═══ Listed entries ═══
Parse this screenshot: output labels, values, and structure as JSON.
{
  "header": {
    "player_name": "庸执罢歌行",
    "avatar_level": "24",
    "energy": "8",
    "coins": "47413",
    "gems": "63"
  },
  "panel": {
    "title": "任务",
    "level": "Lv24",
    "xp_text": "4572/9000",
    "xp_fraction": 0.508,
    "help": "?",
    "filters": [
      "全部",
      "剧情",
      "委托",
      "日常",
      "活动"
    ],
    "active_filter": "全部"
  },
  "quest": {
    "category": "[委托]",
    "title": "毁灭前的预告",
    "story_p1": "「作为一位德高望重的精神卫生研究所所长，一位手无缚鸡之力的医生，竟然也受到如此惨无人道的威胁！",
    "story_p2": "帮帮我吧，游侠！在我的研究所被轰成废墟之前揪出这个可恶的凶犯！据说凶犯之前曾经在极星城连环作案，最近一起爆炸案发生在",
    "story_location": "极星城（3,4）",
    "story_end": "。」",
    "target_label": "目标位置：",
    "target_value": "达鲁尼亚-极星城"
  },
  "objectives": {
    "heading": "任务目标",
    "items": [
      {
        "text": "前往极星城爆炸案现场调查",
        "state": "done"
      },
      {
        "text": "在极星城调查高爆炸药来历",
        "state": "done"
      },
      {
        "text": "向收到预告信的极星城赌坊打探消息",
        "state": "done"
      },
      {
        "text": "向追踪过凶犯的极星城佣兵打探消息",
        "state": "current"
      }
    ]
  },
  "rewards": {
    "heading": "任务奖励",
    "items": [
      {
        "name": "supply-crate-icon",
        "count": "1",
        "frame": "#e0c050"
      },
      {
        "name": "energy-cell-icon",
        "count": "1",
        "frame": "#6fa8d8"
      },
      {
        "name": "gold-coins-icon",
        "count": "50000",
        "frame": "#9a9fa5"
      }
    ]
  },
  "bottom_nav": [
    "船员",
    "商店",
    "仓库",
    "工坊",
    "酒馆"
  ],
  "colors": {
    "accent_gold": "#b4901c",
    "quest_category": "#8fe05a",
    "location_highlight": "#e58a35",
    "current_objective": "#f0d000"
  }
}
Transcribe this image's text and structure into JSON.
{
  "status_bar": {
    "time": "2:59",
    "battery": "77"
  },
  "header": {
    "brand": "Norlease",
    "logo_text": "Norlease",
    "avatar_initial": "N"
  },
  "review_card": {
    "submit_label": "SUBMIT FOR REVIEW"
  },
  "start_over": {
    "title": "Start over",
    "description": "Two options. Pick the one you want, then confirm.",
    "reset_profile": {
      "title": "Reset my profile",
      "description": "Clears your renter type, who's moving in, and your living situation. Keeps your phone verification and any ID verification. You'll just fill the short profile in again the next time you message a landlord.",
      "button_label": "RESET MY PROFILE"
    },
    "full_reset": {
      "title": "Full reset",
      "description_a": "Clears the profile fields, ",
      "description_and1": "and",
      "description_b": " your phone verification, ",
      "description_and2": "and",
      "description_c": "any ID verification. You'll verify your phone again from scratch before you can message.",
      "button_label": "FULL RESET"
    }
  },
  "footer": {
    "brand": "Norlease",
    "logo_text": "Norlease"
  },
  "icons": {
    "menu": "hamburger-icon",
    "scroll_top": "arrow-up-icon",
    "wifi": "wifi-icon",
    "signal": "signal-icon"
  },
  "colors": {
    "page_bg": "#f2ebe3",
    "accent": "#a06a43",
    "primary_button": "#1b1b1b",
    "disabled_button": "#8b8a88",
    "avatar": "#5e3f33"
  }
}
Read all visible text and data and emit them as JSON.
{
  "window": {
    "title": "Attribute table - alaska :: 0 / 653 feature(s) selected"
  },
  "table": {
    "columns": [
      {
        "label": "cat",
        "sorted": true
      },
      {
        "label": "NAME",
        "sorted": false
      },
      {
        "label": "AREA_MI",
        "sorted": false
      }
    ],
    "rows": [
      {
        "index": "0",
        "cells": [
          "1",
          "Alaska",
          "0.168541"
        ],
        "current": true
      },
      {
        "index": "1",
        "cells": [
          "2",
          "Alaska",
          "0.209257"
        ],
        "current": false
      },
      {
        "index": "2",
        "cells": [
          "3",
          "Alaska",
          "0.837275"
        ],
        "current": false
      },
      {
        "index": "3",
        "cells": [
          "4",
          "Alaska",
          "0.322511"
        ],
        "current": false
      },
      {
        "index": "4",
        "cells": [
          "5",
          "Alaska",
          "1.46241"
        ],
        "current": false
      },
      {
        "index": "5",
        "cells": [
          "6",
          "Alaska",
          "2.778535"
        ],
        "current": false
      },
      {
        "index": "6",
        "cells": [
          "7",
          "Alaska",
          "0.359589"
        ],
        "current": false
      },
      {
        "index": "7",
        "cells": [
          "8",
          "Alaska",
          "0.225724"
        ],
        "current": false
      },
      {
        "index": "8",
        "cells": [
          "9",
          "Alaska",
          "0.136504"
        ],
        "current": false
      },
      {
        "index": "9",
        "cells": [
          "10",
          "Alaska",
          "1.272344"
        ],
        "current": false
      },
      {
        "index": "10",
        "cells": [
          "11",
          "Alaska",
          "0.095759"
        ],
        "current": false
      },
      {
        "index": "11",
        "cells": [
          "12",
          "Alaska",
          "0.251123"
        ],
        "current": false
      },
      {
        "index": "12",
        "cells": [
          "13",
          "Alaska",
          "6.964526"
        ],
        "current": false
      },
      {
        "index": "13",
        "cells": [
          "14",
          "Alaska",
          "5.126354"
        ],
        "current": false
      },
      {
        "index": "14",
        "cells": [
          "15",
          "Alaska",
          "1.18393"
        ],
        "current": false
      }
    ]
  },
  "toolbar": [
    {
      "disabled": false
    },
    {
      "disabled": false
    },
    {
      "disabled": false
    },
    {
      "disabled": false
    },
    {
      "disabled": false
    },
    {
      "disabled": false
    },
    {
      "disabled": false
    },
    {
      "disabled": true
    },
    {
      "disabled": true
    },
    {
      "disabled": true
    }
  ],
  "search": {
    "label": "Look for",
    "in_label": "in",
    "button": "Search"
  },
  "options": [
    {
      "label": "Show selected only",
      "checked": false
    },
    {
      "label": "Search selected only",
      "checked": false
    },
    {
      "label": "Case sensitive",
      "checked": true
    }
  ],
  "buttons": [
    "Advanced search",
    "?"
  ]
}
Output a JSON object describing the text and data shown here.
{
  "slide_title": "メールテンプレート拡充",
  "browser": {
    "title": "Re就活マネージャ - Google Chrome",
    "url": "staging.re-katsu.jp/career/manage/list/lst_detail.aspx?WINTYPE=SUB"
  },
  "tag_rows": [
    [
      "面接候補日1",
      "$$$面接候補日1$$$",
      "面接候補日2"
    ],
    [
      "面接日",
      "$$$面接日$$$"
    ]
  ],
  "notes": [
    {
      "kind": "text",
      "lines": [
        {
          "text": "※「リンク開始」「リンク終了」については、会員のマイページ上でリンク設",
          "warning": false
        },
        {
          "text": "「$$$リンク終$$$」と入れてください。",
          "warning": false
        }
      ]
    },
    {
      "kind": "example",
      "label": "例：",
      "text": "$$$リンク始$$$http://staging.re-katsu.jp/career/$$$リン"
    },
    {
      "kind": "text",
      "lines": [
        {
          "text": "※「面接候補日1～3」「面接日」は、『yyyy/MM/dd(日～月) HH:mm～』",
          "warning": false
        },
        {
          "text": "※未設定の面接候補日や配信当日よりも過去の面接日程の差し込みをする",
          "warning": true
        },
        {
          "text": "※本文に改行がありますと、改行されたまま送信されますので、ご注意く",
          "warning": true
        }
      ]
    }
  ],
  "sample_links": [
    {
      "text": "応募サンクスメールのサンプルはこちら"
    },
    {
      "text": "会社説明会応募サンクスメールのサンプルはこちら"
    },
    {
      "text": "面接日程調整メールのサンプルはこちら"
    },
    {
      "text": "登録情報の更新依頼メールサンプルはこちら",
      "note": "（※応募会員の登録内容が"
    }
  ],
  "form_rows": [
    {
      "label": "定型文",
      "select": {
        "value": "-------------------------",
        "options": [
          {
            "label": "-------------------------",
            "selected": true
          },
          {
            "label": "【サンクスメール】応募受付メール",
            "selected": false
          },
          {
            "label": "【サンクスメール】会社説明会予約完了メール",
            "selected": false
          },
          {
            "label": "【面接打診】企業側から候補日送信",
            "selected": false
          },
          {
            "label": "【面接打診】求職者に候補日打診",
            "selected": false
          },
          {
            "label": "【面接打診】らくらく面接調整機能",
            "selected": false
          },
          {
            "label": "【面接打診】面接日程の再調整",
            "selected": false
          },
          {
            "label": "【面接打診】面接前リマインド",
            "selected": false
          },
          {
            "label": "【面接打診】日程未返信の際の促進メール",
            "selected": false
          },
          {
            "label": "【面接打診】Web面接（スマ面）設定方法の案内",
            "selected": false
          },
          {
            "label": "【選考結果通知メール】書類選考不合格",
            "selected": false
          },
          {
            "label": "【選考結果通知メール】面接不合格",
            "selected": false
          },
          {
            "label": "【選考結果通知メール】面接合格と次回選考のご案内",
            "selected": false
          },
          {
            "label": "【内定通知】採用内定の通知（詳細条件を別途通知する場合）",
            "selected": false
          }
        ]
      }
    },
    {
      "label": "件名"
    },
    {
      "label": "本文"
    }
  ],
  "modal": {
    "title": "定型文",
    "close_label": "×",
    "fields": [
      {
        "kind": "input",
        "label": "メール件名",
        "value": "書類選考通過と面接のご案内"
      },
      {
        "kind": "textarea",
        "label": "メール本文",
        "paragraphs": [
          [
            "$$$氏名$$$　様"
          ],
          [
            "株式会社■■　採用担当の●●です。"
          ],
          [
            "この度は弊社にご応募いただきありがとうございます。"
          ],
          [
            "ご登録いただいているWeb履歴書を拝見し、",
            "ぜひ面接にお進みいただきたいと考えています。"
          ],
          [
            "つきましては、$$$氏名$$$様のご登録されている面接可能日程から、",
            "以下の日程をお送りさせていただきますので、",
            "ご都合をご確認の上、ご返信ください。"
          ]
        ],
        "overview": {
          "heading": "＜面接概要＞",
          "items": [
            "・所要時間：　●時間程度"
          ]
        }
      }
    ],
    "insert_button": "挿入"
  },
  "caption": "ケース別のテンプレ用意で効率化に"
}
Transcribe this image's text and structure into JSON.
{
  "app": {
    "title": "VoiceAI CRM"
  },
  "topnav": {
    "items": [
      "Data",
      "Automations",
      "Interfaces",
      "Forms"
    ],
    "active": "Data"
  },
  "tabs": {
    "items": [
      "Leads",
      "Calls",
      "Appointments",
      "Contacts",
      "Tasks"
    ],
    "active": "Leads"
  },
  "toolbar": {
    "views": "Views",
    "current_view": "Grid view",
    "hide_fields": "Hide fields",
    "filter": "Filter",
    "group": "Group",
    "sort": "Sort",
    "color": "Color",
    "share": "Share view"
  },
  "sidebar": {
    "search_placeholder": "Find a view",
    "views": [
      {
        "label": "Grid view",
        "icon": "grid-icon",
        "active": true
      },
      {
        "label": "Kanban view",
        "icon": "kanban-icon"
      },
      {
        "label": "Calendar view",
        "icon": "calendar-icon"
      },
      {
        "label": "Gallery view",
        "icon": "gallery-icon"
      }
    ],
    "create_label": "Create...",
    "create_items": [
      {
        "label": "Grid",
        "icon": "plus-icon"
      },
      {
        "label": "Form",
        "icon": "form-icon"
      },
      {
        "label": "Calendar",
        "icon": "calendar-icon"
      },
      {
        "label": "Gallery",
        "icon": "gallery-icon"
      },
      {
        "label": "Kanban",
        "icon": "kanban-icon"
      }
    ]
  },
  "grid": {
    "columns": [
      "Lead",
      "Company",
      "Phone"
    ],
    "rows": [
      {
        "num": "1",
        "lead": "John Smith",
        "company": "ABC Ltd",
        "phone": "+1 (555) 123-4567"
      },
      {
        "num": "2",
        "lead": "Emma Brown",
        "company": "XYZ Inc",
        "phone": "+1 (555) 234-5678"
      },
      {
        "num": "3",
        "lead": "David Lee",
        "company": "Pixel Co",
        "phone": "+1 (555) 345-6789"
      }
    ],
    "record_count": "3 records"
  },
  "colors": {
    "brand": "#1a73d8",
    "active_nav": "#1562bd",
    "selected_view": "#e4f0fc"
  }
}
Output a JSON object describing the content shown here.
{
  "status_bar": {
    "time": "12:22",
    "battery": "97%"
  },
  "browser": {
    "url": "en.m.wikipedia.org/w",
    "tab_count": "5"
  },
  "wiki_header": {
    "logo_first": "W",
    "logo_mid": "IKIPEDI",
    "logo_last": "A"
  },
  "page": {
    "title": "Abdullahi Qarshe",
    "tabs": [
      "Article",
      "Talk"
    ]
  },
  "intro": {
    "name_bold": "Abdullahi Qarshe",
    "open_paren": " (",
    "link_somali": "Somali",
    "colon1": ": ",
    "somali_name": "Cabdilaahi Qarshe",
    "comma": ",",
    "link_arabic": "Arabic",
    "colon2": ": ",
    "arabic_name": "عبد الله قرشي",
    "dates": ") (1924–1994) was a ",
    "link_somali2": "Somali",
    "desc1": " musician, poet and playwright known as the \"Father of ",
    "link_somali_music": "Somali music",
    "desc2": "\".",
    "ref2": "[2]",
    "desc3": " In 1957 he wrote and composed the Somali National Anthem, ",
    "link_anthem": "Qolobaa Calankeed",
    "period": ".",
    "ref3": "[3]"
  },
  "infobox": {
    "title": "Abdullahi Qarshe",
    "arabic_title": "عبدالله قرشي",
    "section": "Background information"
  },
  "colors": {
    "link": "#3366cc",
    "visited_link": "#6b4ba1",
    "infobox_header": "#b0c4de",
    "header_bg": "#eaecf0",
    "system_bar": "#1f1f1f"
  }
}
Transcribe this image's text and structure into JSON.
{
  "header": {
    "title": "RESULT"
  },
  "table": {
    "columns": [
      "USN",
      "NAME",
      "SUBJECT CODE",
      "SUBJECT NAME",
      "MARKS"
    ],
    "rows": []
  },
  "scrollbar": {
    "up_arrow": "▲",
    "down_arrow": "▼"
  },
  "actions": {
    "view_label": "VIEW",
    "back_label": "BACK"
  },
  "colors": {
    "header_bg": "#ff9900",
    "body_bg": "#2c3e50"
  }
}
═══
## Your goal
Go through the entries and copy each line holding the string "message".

## Answer area
      "description": "Clears your renter type, who's moving in, and your living situation. Keeps your phone verification and any ID verification. You'll just fill the short profile in again the next time you message a landlord.",
      "description_c": "any ID verification. You'll verify your phone again from scratch before you can message.",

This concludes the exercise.